• _Exercise_: Look through the records below, and whenever a line contains "structured", copy it.

[Opening Provided data section]

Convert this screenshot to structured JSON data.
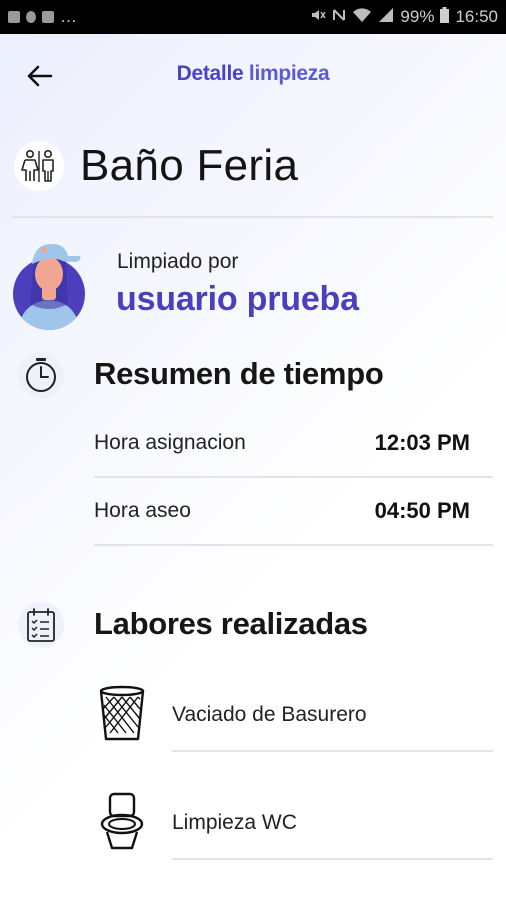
{
  "status_bar": {
    "left_text": "…",
    "battery": "99%",
    "time": "16:50"
  },
  "header": {
    "title_part1": "Detalle",
    "title_part2": "limpieza"
  },
  "location": {
    "name": "Baño Feria",
    "icon": "restroom-icon"
  },
  "cleaned_by": {
    "label": "Limpiado por",
    "user": "usuario prueba"
  },
  "time_summary": {
    "title": "Resumen de tiempo",
    "rows": [
      {
        "label": "Hora asignacion",
        "value": "12:03 PM"
      },
      {
        "label": "Hora aseo",
        "value": "04:50 PM"
      }
    ]
  },
  "tasks": {
    "title": "Labores realizadas",
    "items": [
      {
        "label": "Vaciado de Basurero",
        "icon": "trash-bin-icon"
      },
      {
        "label": "Limpieza WC",
        "icon": "toilet-icon"
      }
    ]
  },
  "colors": {
    "accent": "#4b3fbd",
    "title_accent": "#5b5bd9"
  }
}
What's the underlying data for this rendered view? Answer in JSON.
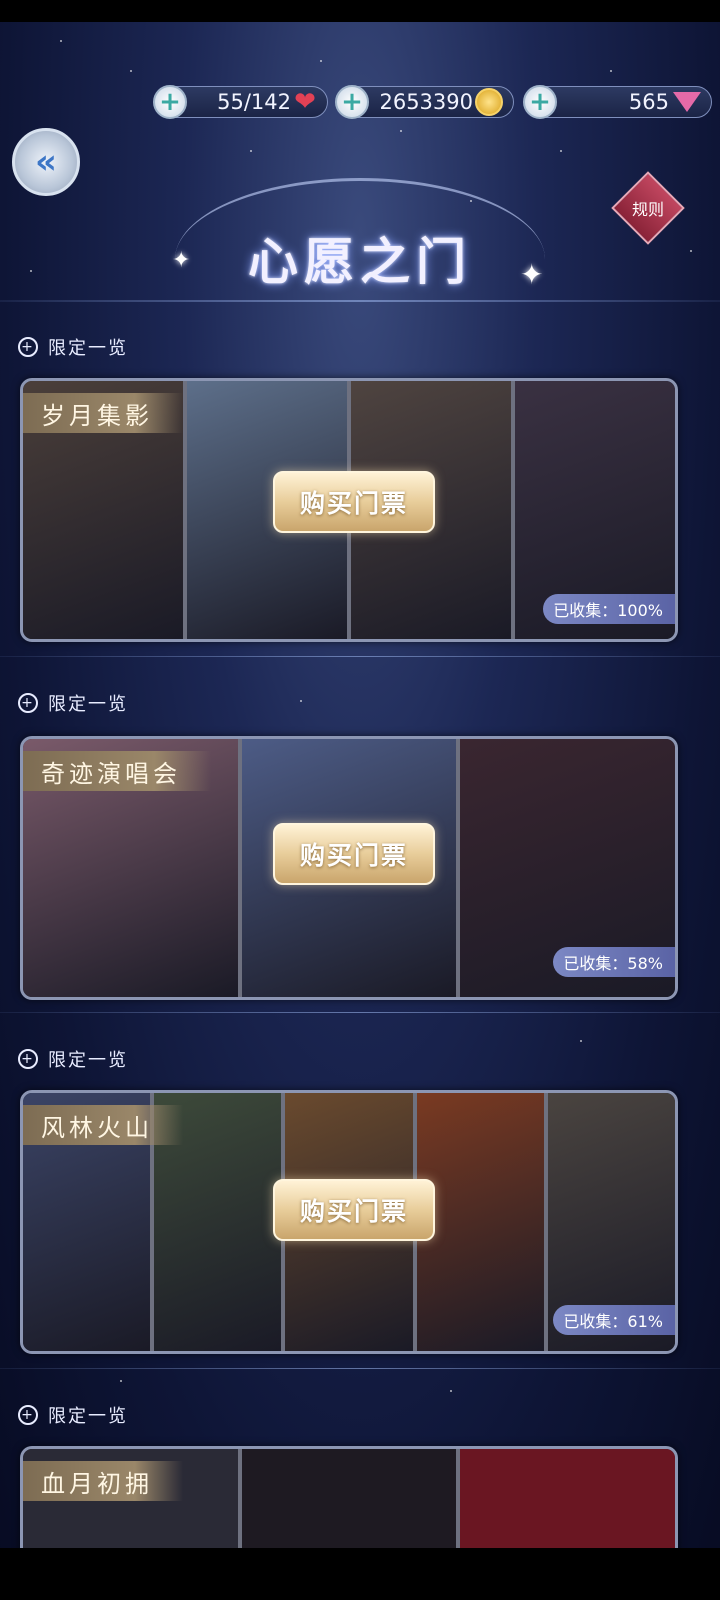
{
  "currency": {
    "stamina": "55/142",
    "gold": "2653390",
    "diamonds": "565"
  },
  "header": {
    "title": "心愿之门",
    "rules_label": "规则"
  },
  "sections": [
    {
      "label": "限定一览",
      "name": "岁月集影",
      "buy_label": "购买门票",
      "collected": "已收集：100%",
      "panel_colors": [
        "#4b3f3a",
        "#5d6f8a",
        "#4f4440",
        "#3a3142"
      ]
    },
    {
      "label": "限定一览",
      "name": "奇迹演唱会",
      "buy_label": "购买门票",
      "collected": "已收集：58%",
      "panel_colors": [
        "#7a5a6a",
        "#4d5c86",
        "#3a2630"
      ]
    },
    {
      "label": "限定一览",
      "name": "风林火山",
      "buy_label": "购买门票",
      "collected": "已收集：61%",
      "panel_colors": [
        "#3b4466",
        "#3d4a3a",
        "#6a4a2e",
        "#7a3a22",
        "#4a4440"
      ]
    },
    {
      "label": "限定一览",
      "name": "血月初拥"
    }
  ]
}
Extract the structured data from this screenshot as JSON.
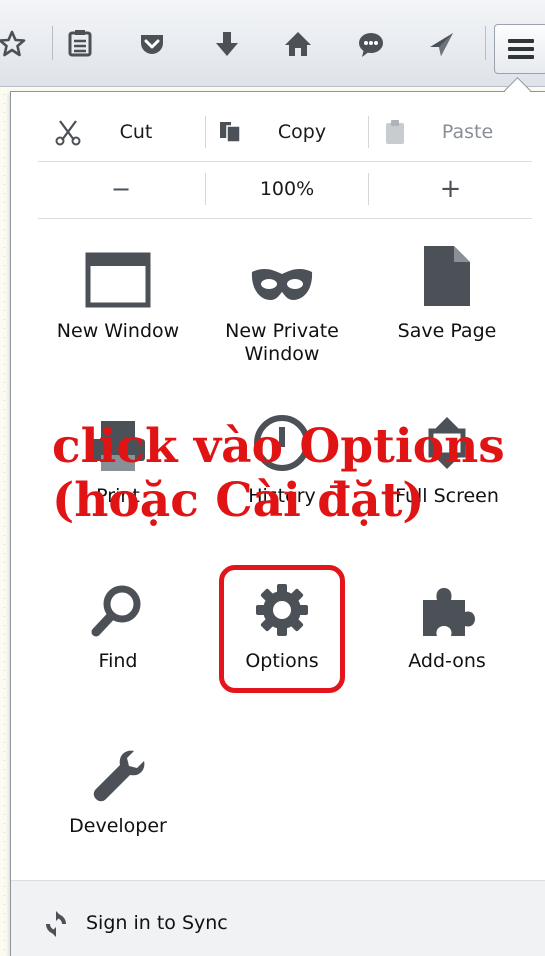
{
  "toolbar": {
    "icons": [
      "bookmark-star-icon",
      "bookmarks-list-icon",
      "pocket-icon",
      "download-icon",
      "home-icon",
      "chat-icon",
      "send-icon"
    ],
    "menu_button": "hamburger-menu-icon"
  },
  "edit": {
    "cut": "Cut",
    "copy": "Copy",
    "paste": "Paste",
    "zoom_out": "−",
    "zoom": "100%",
    "zoom_in": "+"
  },
  "items": {
    "new_window": "New Window",
    "new_private_window": "New Private Window",
    "save_page": "Save Page",
    "print": "Print",
    "history": "History",
    "full_screen": "Full Screen",
    "find": "Find",
    "options": "Options",
    "addons": "Add-ons",
    "developer": "Developer"
  },
  "footer": {
    "sync": "Sign in to Sync"
  },
  "annotation": {
    "line1": "click vào Options",
    "line2": "(hoặc Cài đặt)",
    "color": "#e01414"
  }
}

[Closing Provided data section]

• _Solution to the problem_:
Convert this screenshot to structured JSON data.
Extract the structured data from this screenshot as JSON.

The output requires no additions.